● What needs to be done
Show each line of the data below in which "translations" occurs.

Records for processing: Begin

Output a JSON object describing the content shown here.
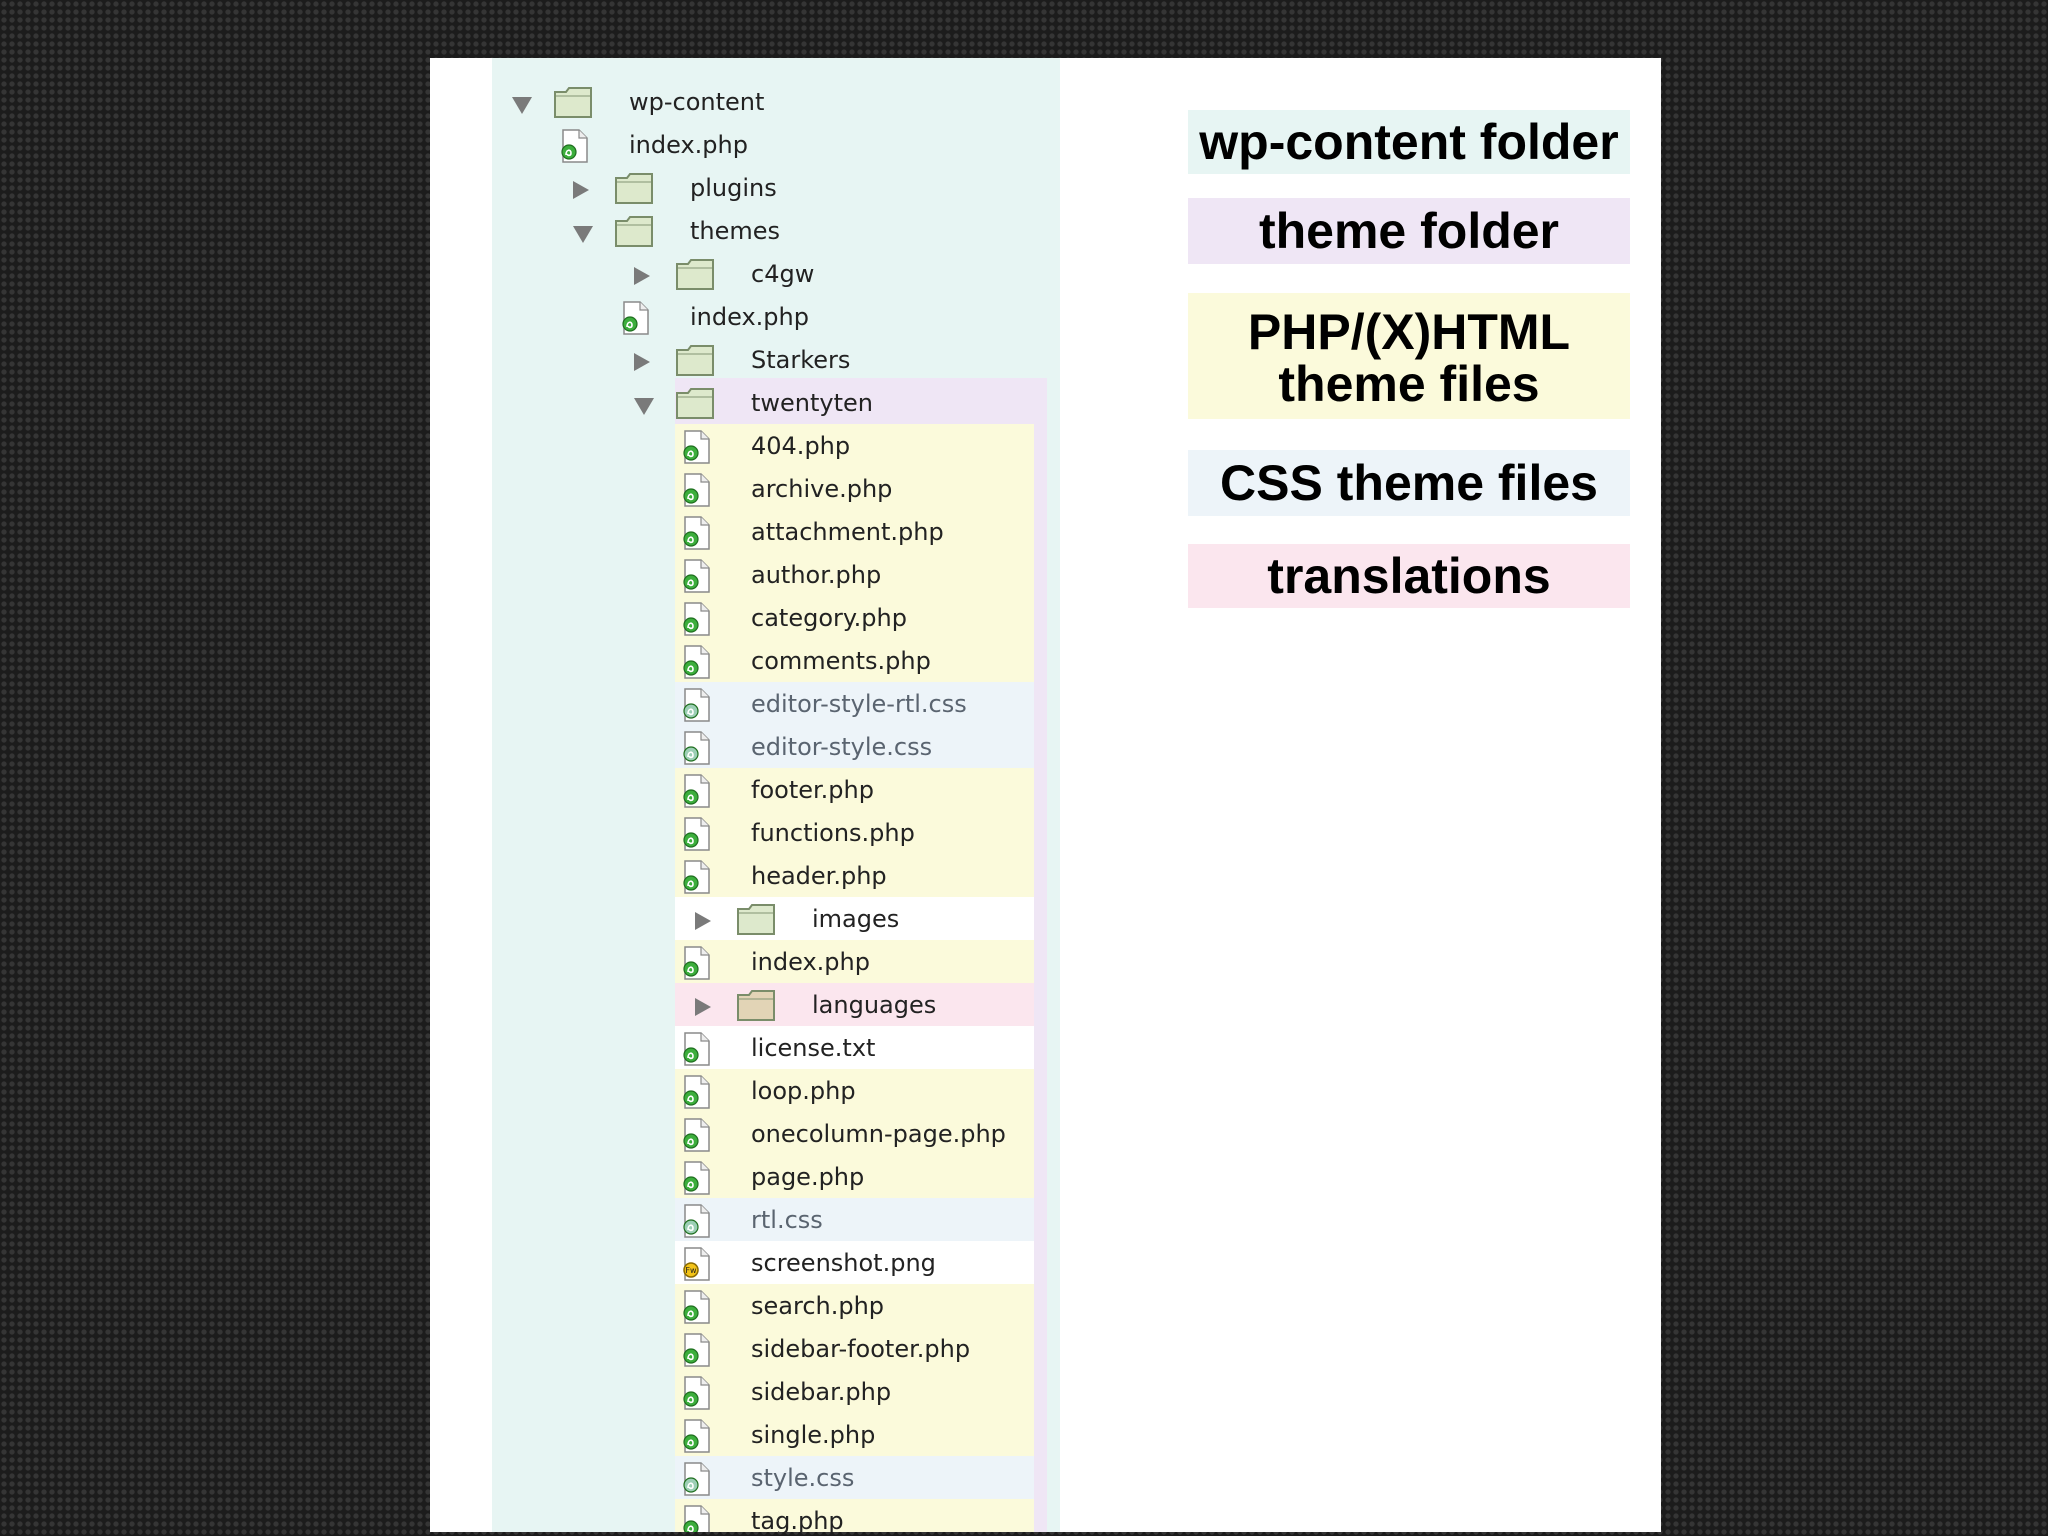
{
  "colors": {
    "background": "#1c1c1c",
    "tree_panel": "#e7f5f3",
    "theme_folder": "#efe6f5",
    "php_files": "#fbfadb",
    "css_files": "#edf4f9",
    "translations": "#fbe6ee",
    "other": "#ffffff"
  },
  "tree": {
    "rows": [
      {
        "label": "wp-content",
        "type": "folder",
        "toggle": "expanded",
        "depth": 0,
        "category": "wp-content"
      },
      {
        "label": "index.php",
        "type": "php",
        "toggle": "none",
        "depth": 1,
        "category": "wp-content"
      },
      {
        "label": "plugins",
        "type": "folder",
        "toggle": "collapsed",
        "depth": 1,
        "category": "wp-content"
      },
      {
        "label": "themes",
        "type": "folder",
        "toggle": "expanded",
        "depth": 1,
        "category": "wp-content"
      },
      {
        "label": "c4gw",
        "type": "folder",
        "toggle": "collapsed",
        "depth": 2,
        "category": "wp-content"
      },
      {
        "label": "index.php",
        "type": "php",
        "toggle": "none",
        "depth": 2,
        "category": "wp-content"
      },
      {
        "label": "Starkers",
        "type": "folder",
        "toggle": "collapsed",
        "depth": 2,
        "category": "wp-content"
      },
      {
        "label": "twentyten",
        "type": "folder",
        "toggle": "expanded",
        "depth": 2,
        "category": "theme"
      },
      {
        "label": "404.php",
        "type": "php",
        "toggle": "none",
        "depth": 3,
        "category": "php"
      },
      {
        "label": "archive.php",
        "type": "php",
        "toggle": "none",
        "depth": 3,
        "category": "php"
      },
      {
        "label": "attachment.php",
        "type": "php",
        "toggle": "none",
        "depth": 3,
        "category": "php"
      },
      {
        "label": "author.php",
        "type": "php",
        "toggle": "none",
        "depth": 3,
        "category": "php"
      },
      {
        "label": "category.php",
        "type": "php",
        "toggle": "none",
        "depth": 3,
        "category": "php"
      },
      {
        "label": "comments.php",
        "type": "php",
        "toggle": "none",
        "depth": 3,
        "category": "php"
      },
      {
        "label": "editor-style-rtl.css",
        "type": "css",
        "toggle": "none",
        "depth": 3,
        "category": "css"
      },
      {
        "label": "editor-style.css",
        "type": "css",
        "toggle": "none",
        "depth": 3,
        "category": "css"
      },
      {
        "label": "footer.php",
        "type": "php",
        "toggle": "none",
        "depth": 3,
        "category": "php"
      },
      {
        "label": "functions.php",
        "type": "php",
        "toggle": "none",
        "depth": 3,
        "category": "php"
      },
      {
        "label": "header.php",
        "type": "php",
        "toggle": "none",
        "depth": 3,
        "category": "php"
      },
      {
        "label": "images",
        "type": "folder",
        "toggle": "collapsed",
        "depth": 3,
        "category": "other"
      },
      {
        "label": "index.php",
        "type": "php",
        "toggle": "none",
        "depth": 3,
        "category": "php"
      },
      {
        "label": "languages",
        "type": "folder",
        "toggle": "collapsed",
        "depth": 3,
        "category": "translations"
      },
      {
        "label": "license.txt",
        "type": "txt",
        "toggle": "none",
        "depth": 3,
        "category": "other"
      },
      {
        "label": "loop.php",
        "type": "php",
        "toggle": "none",
        "depth": 3,
        "category": "php"
      },
      {
        "label": "onecolumn-page.php",
        "type": "php",
        "toggle": "none",
        "depth": 3,
        "category": "php"
      },
      {
        "label": "page.php",
        "type": "php",
        "toggle": "none",
        "depth": 3,
        "category": "php"
      },
      {
        "label": "rtl.css",
        "type": "css",
        "toggle": "none",
        "depth": 3,
        "category": "css"
      },
      {
        "label": "screenshot.png",
        "type": "png",
        "toggle": "none",
        "depth": 3,
        "category": "other"
      },
      {
        "label": "search.php",
        "type": "php",
        "toggle": "none",
        "depth": 3,
        "category": "php"
      },
      {
        "label": "sidebar-footer.php",
        "type": "php",
        "toggle": "none",
        "depth": 3,
        "category": "php"
      },
      {
        "label": "sidebar.php",
        "type": "php",
        "toggle": "none",
        "depth": 3,
        "category": "php"
      },
      {
        "label": "single.php",
        "type": "php",
        "toggle": "none",
        "depth": 3,
        "category": "php"
      },
      {
        "label": "style.css",
        "type": "css",
        "toggle": "none",
        "depth": 3,
        "category": "css"
      },
      {
        "label": "tag.php",
        "type": "php",
        "toggle": "none",
        "depth": 3,
        "category": "php"
      }
    ]
  },
  "legend": {
    "wp_content": "wp-content folder",
    "theme_folder": "theme folder",
    "php_line1": "PHP/(X)HTML",
    "php_line2": "theme files",
    "css": "CSS theme files",
    "translations": "translations"
  }
}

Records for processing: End

● Reply
    "translations": "#fbe6ee",
        "category": "translations"
    "translations": "translations"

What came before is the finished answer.